Open justice and civil jurisdiction, in the Courts Bill 2013

Element of Photo of Four Courts By Night, by MassafelliPhotography.comThe Department of Justice yesterday published the Courts Bill, 2013, which has two main aims. The first is to increase the monetary limit of the jurisdiction of the District and Circuit Courts in civil matters. The second is to allow the press some limited access to family law proceedings.

At present, pursuant to the Courts Act, 1991 (also here), the limit for the District Court is €6,384 (formerly £5,000), and this Bill would raise it to €15,000; and the limit for the Circuit Court is €38,092 (formerly £30,000) and this Bill would raise it to €60,000 for personal injury actions and €75,000 for all other civil claims. This is long overdue, as it will mean that cases can now be heard in more appropriate courts; in particular, matters appropriate to the Circuit Court need no longer be commenced in the High Court. In such cases, there will be simplified procedures and reduced costs. I think this is an entirely sensible idea, but I have two comments. First, section 16 of the Courts Act, 1991 (also here) provides a power by which the government may by order vary these limits without recourse to primary legislation; and I hope that this power is used in future to ensure that the District and Circuit Court limits keep pace with inflation. Second, I am not convinced that bifurcating the Circuit Court jurisdiction is a good idea. Although the general jurisdiction is to be €75,000, in his statement on the Bill, the Minister justified the lower threshold for personal injuries cases as a measure “to deal with concerns relating to possible inflation of awards and a consequent effect on insurance costs”. I don’t think that it will have an effect on such awards, but I do think that it will mean that cases which should be dealt with in the Circuit Court will continue unnecessarily to be heard in the High Court.

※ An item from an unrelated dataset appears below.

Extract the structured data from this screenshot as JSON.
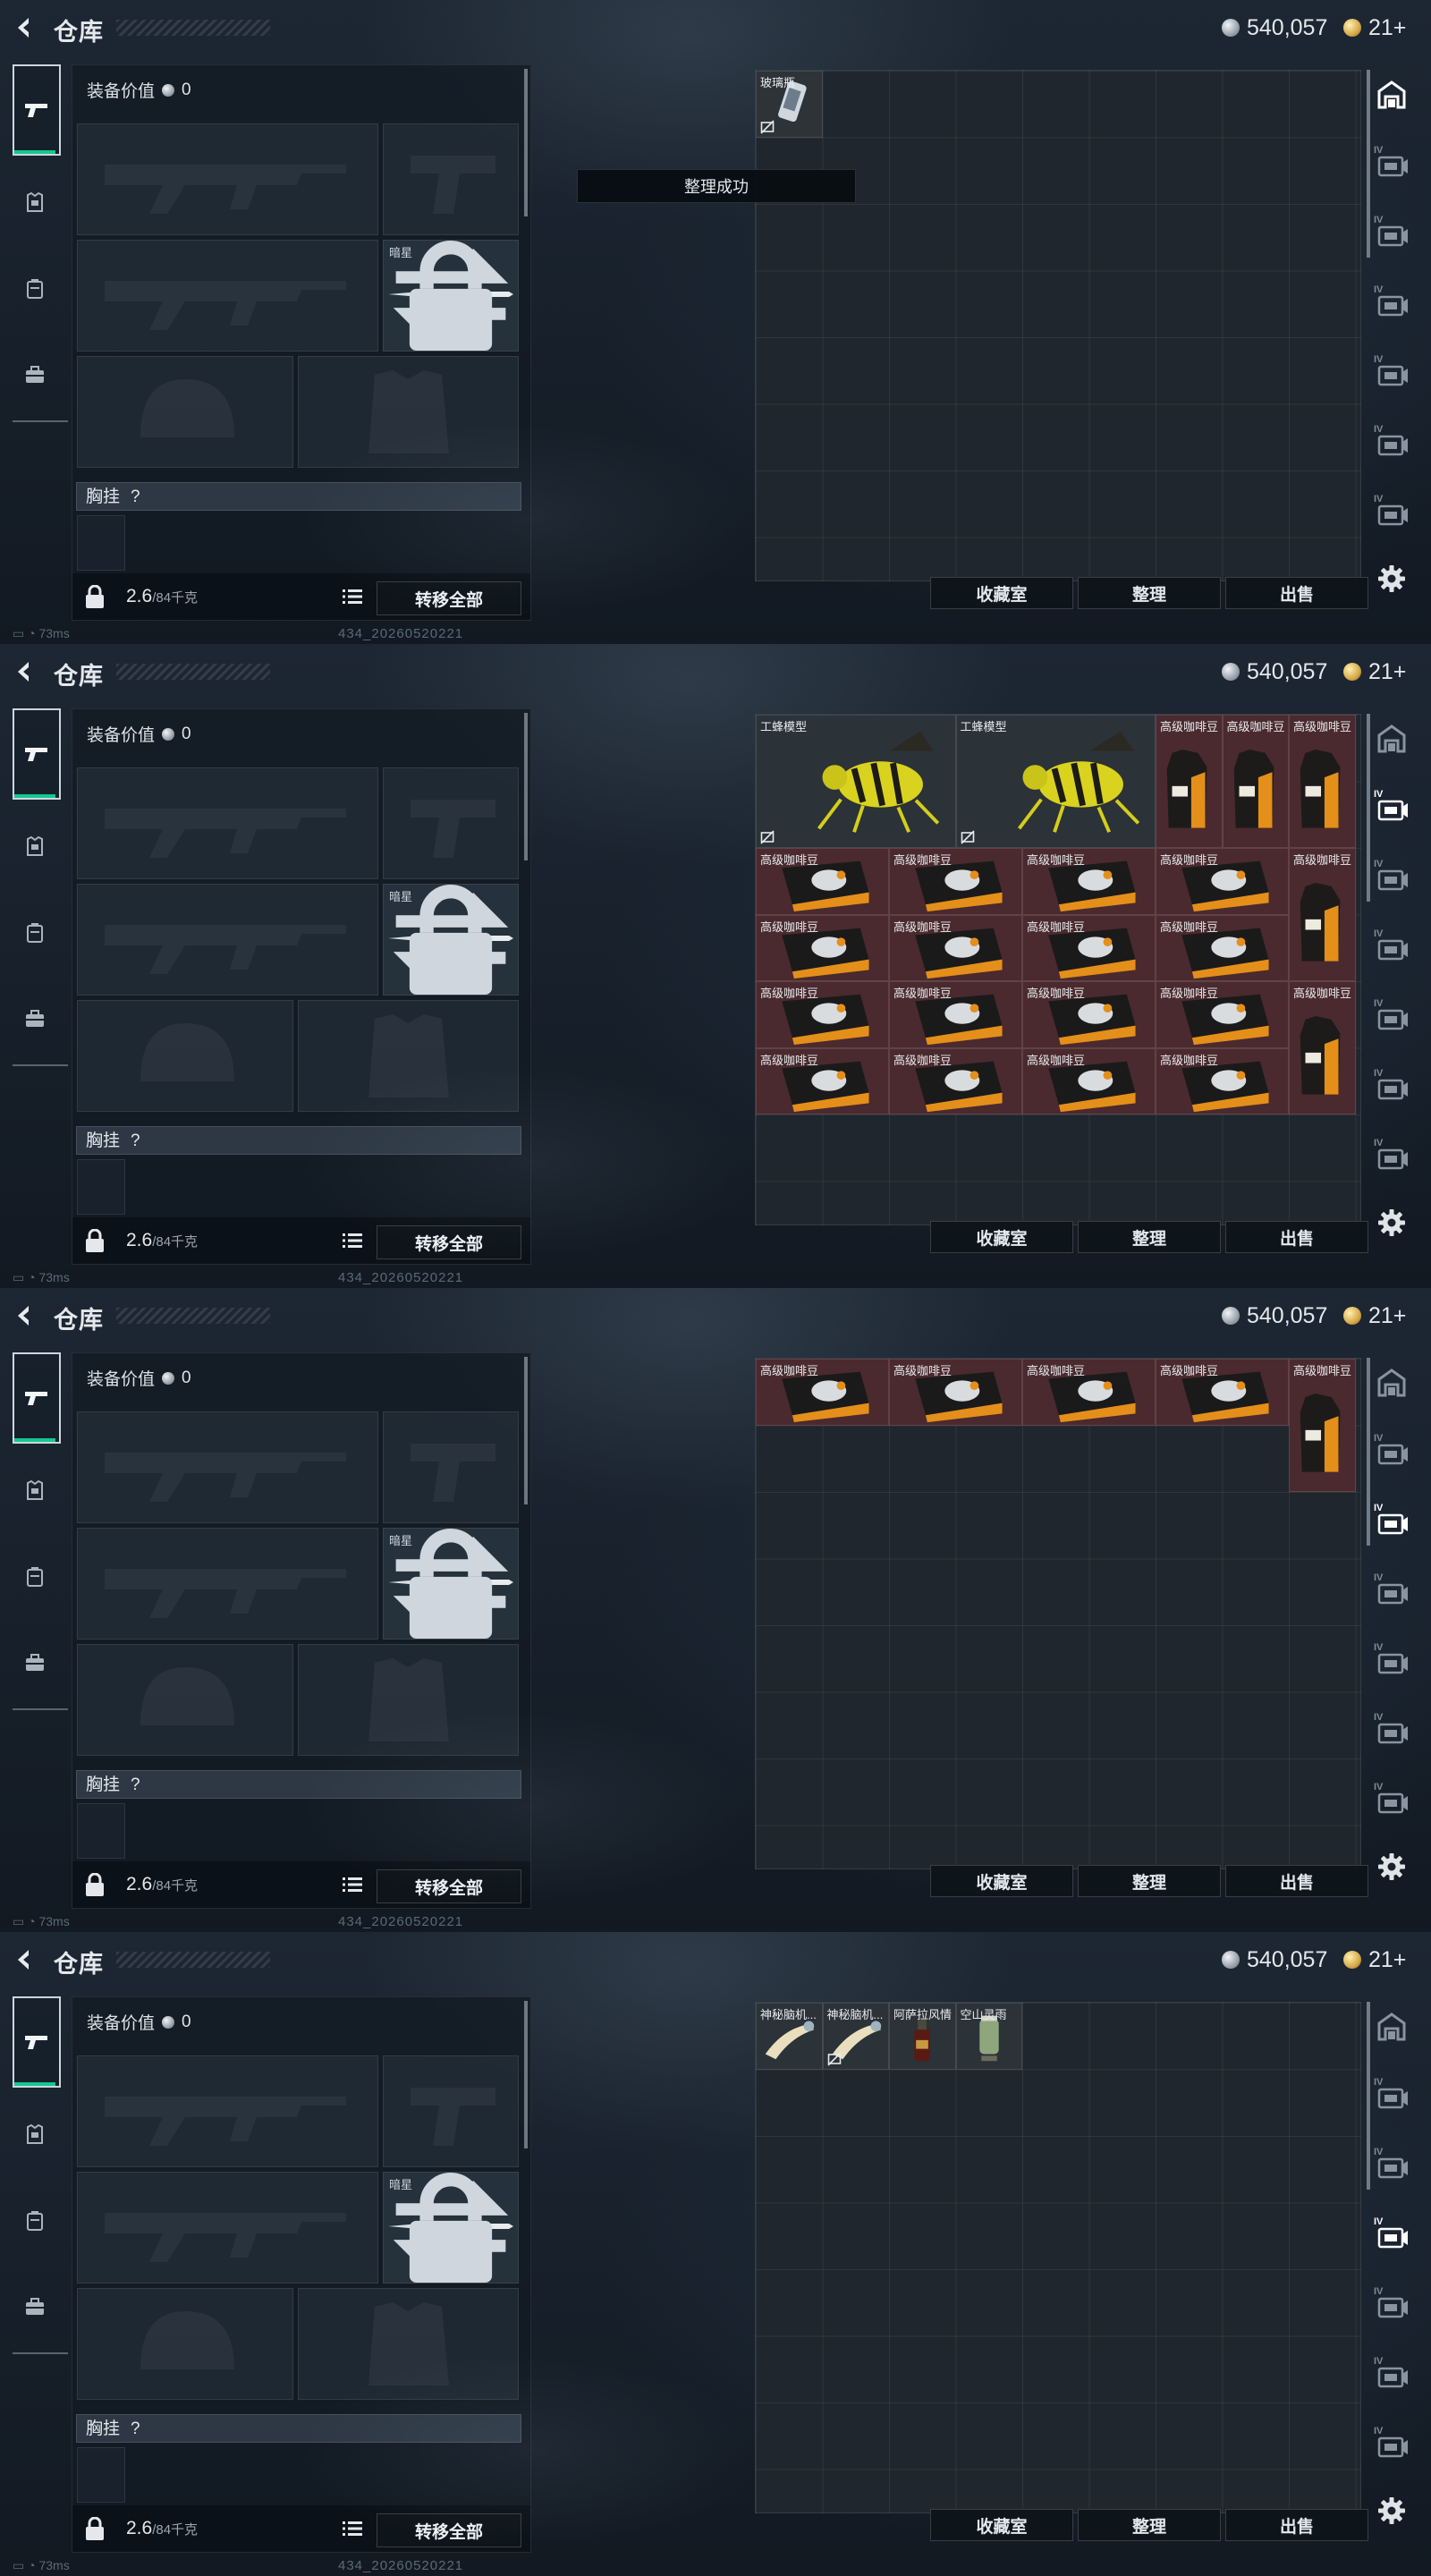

The other main issue dealt with in this Bill relates to open justice and the in camera rule. As I have had occasion to point out in previous posts on this blog, Article 34.1 of the Constitution requires that, “save in such special and limited cases as may be prescribed by law”, justice shall be administered in public; and section 45 of the Courts (Supplemental Provisions) Act, 1961 (also here) permits justice to be administered otherwise than in public in family law matters (see especially s45(1)(b)-(c)), to protect the identity and privacy of parties and children in such proceedings where there is no good reason that such sensitive matters be published. However, to prevent the perception of undue secrecy in such cases, section 40 of the Civil Liability and Courts Act, 2004 (also here) and associated regulations (the Civil Liability and Courts Act 2004 (Section 40(3)) Regulations 2005 (SI No 337 of 2005)) allow certain people to attend family court sittings to draw up and publish reports, as as those produced by the pilot Family Law Reporting Service and the Child Care Law Reporting Project. The new Bill goes substantially further, in that it allows for “bona fide representatives of the Press” to attend such proceedings. This term is not defined in the Bill, so it will be a matter for a judge in any given case to determine whether a person is such a bona fide journalist. Of course, the Minister may make regulations similar to those under the 2004 Act to set out some criteria to aid in that determination, but he made no comment about this in his statement on the Bill.

However, this right of access is subject to a wide-ranging discretion on the part of the judge to make necessary orders to protect the identity of children or in the interests of the administration of justice. Such orders may include restricting the attendance of journalists during the hearing or particular parts of it, or restricting or prohibiting the publication or broadcasting of evidence given or referred to during the proceedings. Moreover, this overall relaxation of the in camera rule is balanced out by a specific offence of publication or broadcast of in camera matters (which, I take it, replaces the common law rules relating to contempt in such circumstances). This is all very welcome, but I am disappointed that the opportunity was not taken to go further and provide a power permitting the broadcast of (certain) proceedings, in due course.

Even if the Minister could have taken a few more steps, those that he is proposing to take are very welcome in helping to shine appropriate light in an area of the administration of justice which is not as open as it might be.